Monday, January 23, 2017 | 3:30pm – 5:30pm | Royce Hall 306
In this talk, Alison Walker speaks about her journey from UCLA Ph.D. to Amazon.com and offers graduate students a fresh perspective on how to leverage scholarly skills outside the academy. Using examples from her time as graduate student, job-seeker, postdoctoral researcher, and small business owner, Alison illustrates the challenges and opportunities for Ph.D.s as they rethink and reimagine their careers.
Wine & Cheese Reception to Follow
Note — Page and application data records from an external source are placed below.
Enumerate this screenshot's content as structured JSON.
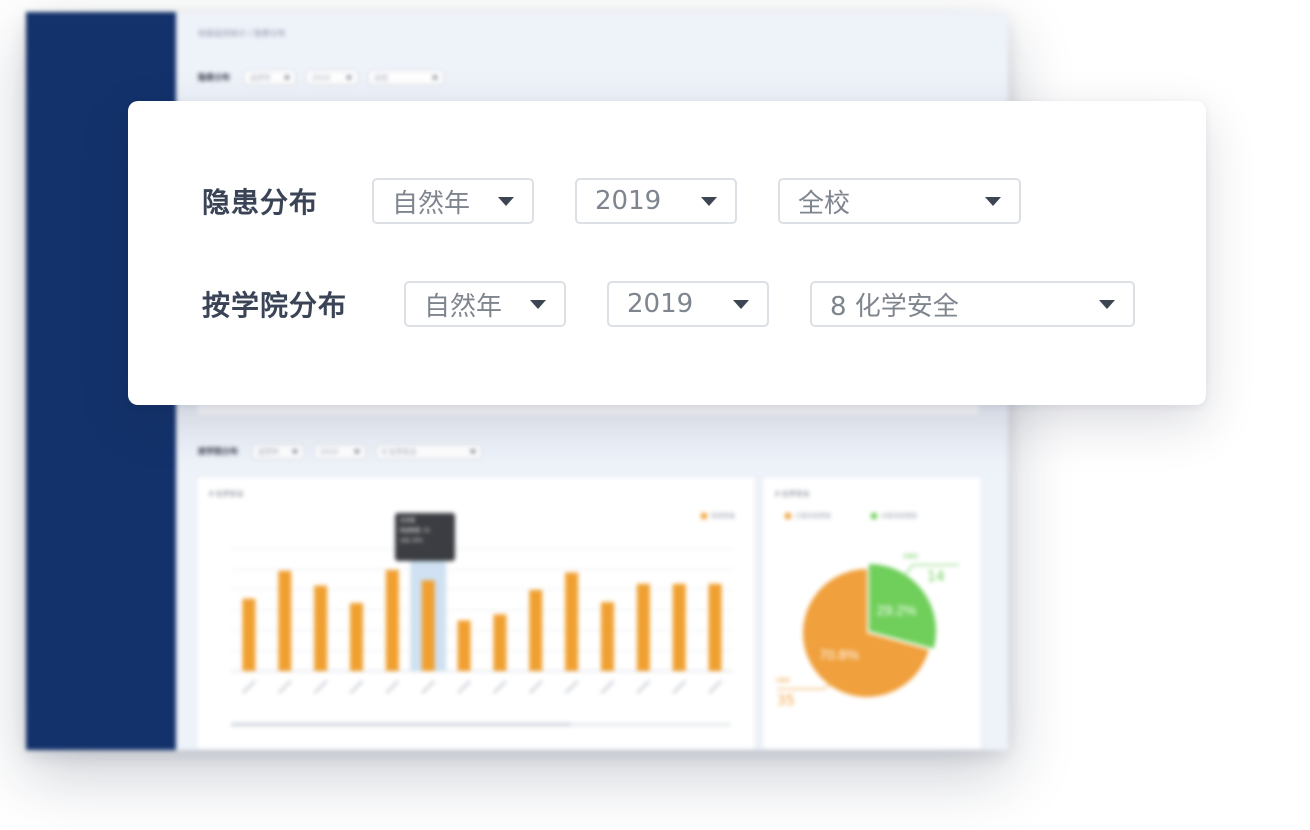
{
  "background": {
    "breadcrumb": "校级监控统计 / 隐患分布",
    "top_filter": {
      "label": "隐患分布",
      "period": "自然年",
      "year": "2019",
      "scope": "全校"
    },
    "college_filter": {
      "label": "按学院分布",
      "period": "自然年",
      "year": "2019",
      "scope": "8 化学安全"
    },
    "bar_card": {
      "title": "8 化学安全",
      "legend": "隐患数量",
      "tooltip": {
        "title": "化学楼",
        "line1": "隐患数量: 10",
        "line2": "占比 10%"
      },
      "highlight_index": 5,
      "chart_data": {
        "type": "bar",
        "categories": [
          "",
          "",
          "",
          "",
          "",
          "",
          "",
          "",
          "",
          "",
          "",
          "",
          "",
          ""
        ],
        "values": [
          8.3,
          11.5,
          9.8,
          7.8,
          11.6,
          10.4,
          5.8,
          6.5,
          9.3,
          11.3,
          7.9,
          10.0,
          10.0,
          10.0
        ],
        "ylim": [
          0,
          14
        ],
        "color": "#f0a030",
        "highlight_color": "#cfe1f2"
      }
    },
    "pie_card": {
      "title": "8 化学安全",
      "legend": [
        {
          "label": "已整改隐患数",
          "color": "#f0a03c"
        },
        {
          "label": "未整改隐患数",
          "color": "#6fcf5a"
        }
      ],
      "callout_top": {
        "label": "未整改",
        "value": "14"
      },
      "callout_bottom": {
        "label": "已整改",
        "value": "35"
      },
      "chart_data": {
        "type": "pie",
        "slices": [
          {
            "label": "70.8%",
            "value": 70.8,
            "color": "#f0a03c"
          },
          {
            "label": "29.2%",
            "value": 29.2,
            "color": "#6fcf5a"
          }
        ]
      }
    }
  },
  "focus_card": {
    "rows": [
      {
        "label": "隐患分布",
        "period": "自然年",
        "year": "2019",
        "scope": "全校"
      },
      {
        "label": "按学院分布",
        "period": "自然年",
        "year": "2019",
        "scope": "8 化学安全"
      }
    ]
  }
}
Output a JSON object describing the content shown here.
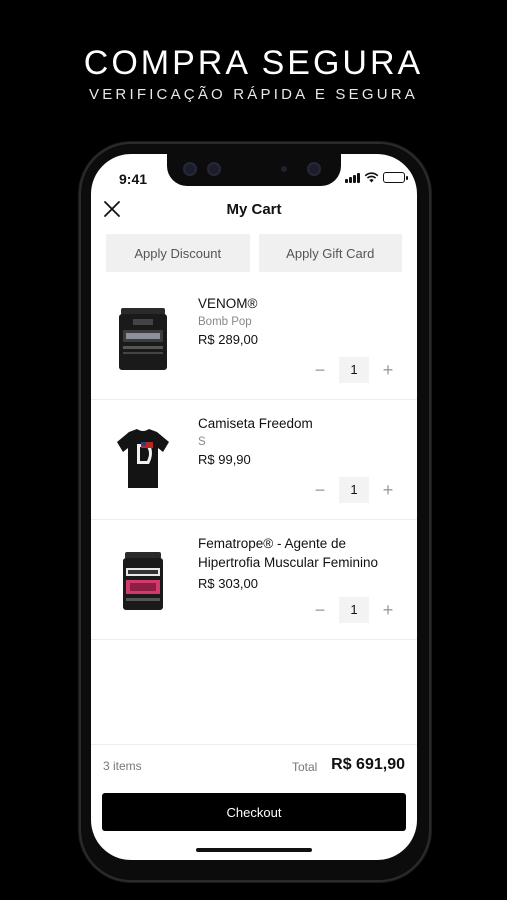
{
  "promo": {
    "headline": "COMPRA SEGURA",
    "subline": "VERIFICAÇÃO RÁPIDA E SEGURA"
  },
  "status_bar": {
    "time": "9:41",
    "battery_color": "#34c759"
  },
  "nav": {
    "title": "My Cart",
    "close_icon": "close-x"
  },
  "actions": {
    "discount_label": "Apply Discount",
    "gift_card_label": "Apply Gift Card"
  },
  "cart": {
    "items": [
      {
        "name": "VENOM®",
        "variant": "Bomb Pop",
        "price": "R$ 289,00",
        "quantity": "1",
        "image": "supplement-tub-black"
      },
      {
        "name": "Camiseta Freedom",
        "variant": "S",
        "price": "R$ 99,90",
        "quantity": "1",
        "image": "t-shirt-black"
      },
      {
        "name": "Fematrope® - Agente de Hipertrofia Muscular Feminino",
        "variant": "",
        "price": "R$ 303,00",
        "quantity": "1",
        "image": "supplement-tub-pink"
      }
    ],
    "minus_symbol": "−",
    "plus_symbol": "+"
  },
  "footer": {
    "count": "3 items",
    "total_label": "Total",
    "total_value": "R$ 691,90",
    "checkout_label": "Checkout"
  }
}
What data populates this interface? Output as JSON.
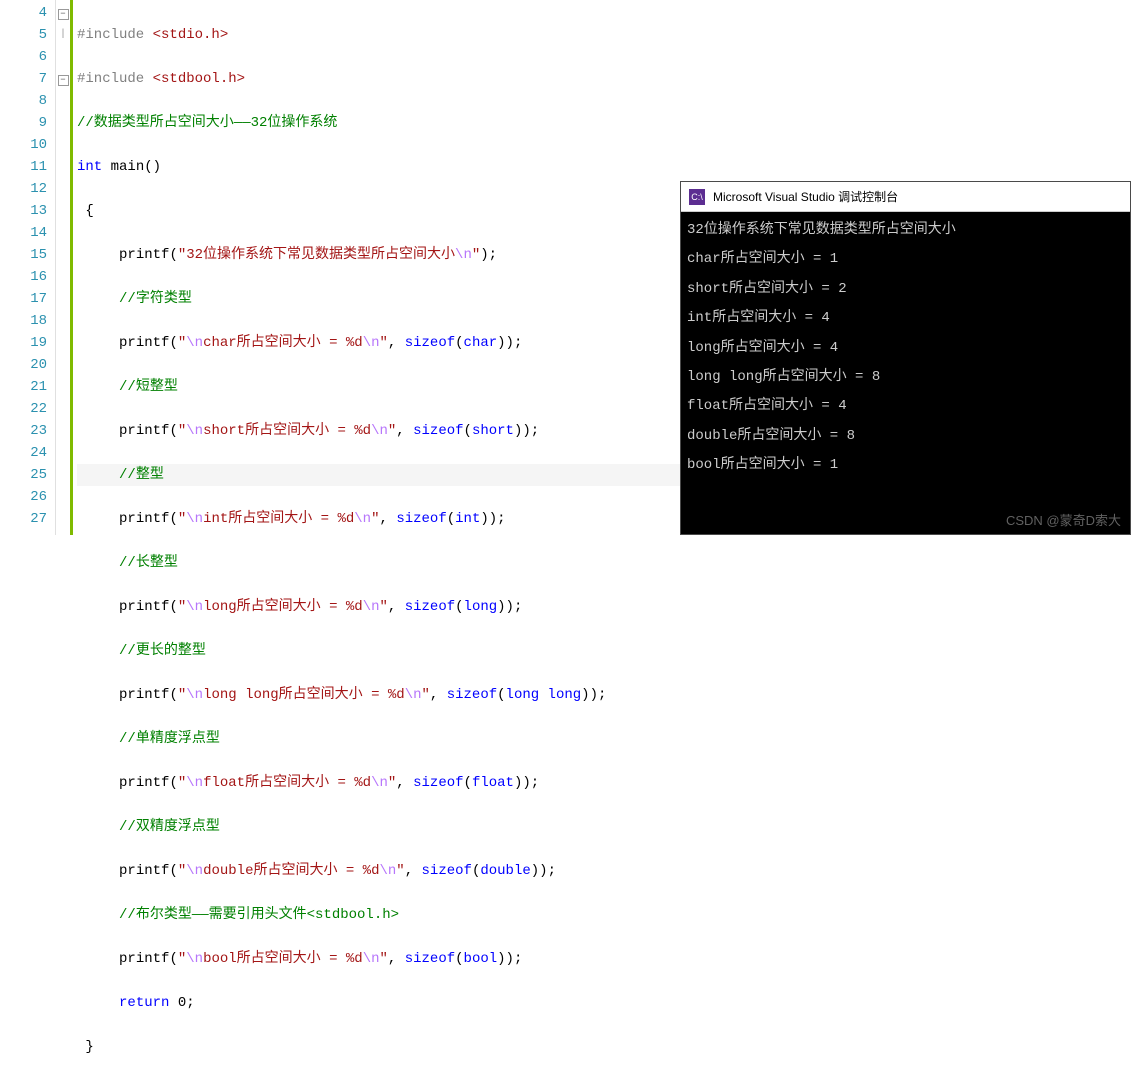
{
  "editor": {
    "lines": {
      "start": 4,
      "end": 27
    },
    "fold_minus": "−",
    "bar_line4": "|",
    "comments": {
      "c6": "//数据类型所占空间大小——32位操作系统",
      "c10": "//字符类型",
      "c12": "//短整型",
      "c14": "//整型",
      "c16": "//长整型",
      "c18": "//更长的整型",
      "c20": "//单精度浮点型",
      "c22": "//双精度浮点型",
      "c24": "//布尔类型——需要引用头文件<stdbool.h>"
    },
    "pp_include": "#include",
    "inc1": " <stdio.h>",
    "inc2": " <stdbool.h>",
    "int_kw": "int",
    "main_id": " main()",
    "brace_open": "{",
    "brace_close": "}",
    "printf": "printf",
    "sizeof": "sizeof",
    "return_kw": "return",
    "zero": " 0",
    "semi": ";",
    "comma": ", ",
    "str9a": "\"32位操作系统下常见数据类型所占空间大小",
    "str9b": "\"",
    "esc_n": "\\n",
    "str11a": "\"",
    "str11b": "char所占空间大小 = %d",
    "str11c": "\"",
    "str13b": "short所占空间大小 = %d",
    "str15b": "int所占空间大小 = %d",
    "str17b": "long所占空间大小 = %d",
    "str19b": "long long所占空间大小 = %d",
    "str21b": "float所占空间大小 = %d",
    "str23b": "double所占空间大小 = %d",
    "str25b": "bool所占空间大小 = %d",
    "type_char": "char",
    "type_short": "short",
    "type_int": "int",
    "type_long": "long",
    "type_longlong": "long long",
    "type_float": "float",
    "type_double": "double",
    "type_bool": "bool"
  },
  "console": {
    "title": "Microsoft Visual Studio 调试控制台",
    "icon_text": "C:\\",
    "lines": [
      "32位操作系统下常见数据类型所占空间大小",
      "char所占空间大小 = 1",
      "short所占空间大小 = 2",
      "int所占空间大小 = 4",
      "long所占空间大小 = 4",
      "long long所占空间大小 = 8",
      "float所占空间大小 = 4",
      "double所占空间大小 = 8",
      "bool所占空间大小 = 1"
    ]
  },
  "watermark": "CSDN @蒙奇D索大"
}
Alison Walker (bio): Alison Walker completed her Ph.D. in English, with specializations in Medieval Literature and Digital Humanities, in June 2011. While a student at UCLA, she worked closely with the medieval manuscripts and digital humanities initiatives at UCLA was twice the recipient of the British Library’s Internship in Illuminated Manuscripts. After graduating, Alison worked as a Mellon-funded postdoctoral researcher at Saint Louis University’s Center for Digital Humanities, where she helped to develop T-PEN (Transcription for Paleographical and Editorial Notation) and Tradamus—software applications that assist scholars in transcribing manuscripts and creating digital editions. After her postdoctoral research, Alison taught for a year as a Visiting Assistant Professor at the University of Puget Sound’s department of English. Alison has published on medieval manuscripts, the digital humanities, and medieval film music. While writing her dissertation, Alison started an online business selling mid-century design objects to clients worldwide. Her shop has been featured in Apartment Therapy, Gourment magazine, and Etsy and has sourced products for Mad Men, Anthropologie, and Hawaii 5-0, among others. Currently, Alison lives in Seattle and works as a Senior Curator at Amazon Books, where she curates the selection of titles for many categories in Amazon’s growing network of brick-and-mortar bookstores, including Art & Design, Entertainment, Graphic Novels, and Science Fiction.
Co-sponsored by: UCLA Career Center, Division of Humanities, Division of Social Sciences and Graduate Division
In Collaboration with: Partnership UCLA, Graduate Student Resource Center, and the History Department